■ Task objective:
The answer must consist of every line in the data below that holds the word "icon".
--- Data shown Enclosed Below ---
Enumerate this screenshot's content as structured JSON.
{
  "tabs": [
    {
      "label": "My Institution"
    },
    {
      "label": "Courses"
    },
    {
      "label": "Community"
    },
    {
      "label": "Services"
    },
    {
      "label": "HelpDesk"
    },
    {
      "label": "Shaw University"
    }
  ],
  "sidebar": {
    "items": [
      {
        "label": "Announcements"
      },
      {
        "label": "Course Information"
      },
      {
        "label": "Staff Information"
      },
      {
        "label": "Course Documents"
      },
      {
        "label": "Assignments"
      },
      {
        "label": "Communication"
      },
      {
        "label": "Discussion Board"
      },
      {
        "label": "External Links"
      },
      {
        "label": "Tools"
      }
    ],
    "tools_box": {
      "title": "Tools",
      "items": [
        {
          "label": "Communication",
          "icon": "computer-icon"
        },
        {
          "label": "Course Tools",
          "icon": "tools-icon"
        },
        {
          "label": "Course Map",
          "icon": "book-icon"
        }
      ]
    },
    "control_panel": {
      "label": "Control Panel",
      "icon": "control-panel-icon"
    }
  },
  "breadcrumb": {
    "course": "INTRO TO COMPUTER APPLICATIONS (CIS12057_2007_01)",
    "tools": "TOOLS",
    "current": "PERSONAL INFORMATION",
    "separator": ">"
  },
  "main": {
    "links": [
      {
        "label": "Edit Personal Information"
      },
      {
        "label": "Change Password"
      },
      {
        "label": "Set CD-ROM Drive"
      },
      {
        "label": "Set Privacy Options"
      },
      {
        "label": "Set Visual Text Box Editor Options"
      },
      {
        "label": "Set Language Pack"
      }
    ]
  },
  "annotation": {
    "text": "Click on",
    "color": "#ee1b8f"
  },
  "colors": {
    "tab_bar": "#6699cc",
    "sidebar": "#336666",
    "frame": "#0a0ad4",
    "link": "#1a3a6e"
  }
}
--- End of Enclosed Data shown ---
■ Answer to this exercise:
          "icon": "computer-icon"
          "icon": "tools-icon"
          "icon": "book-icon"
      "icon": "control-panel-icon"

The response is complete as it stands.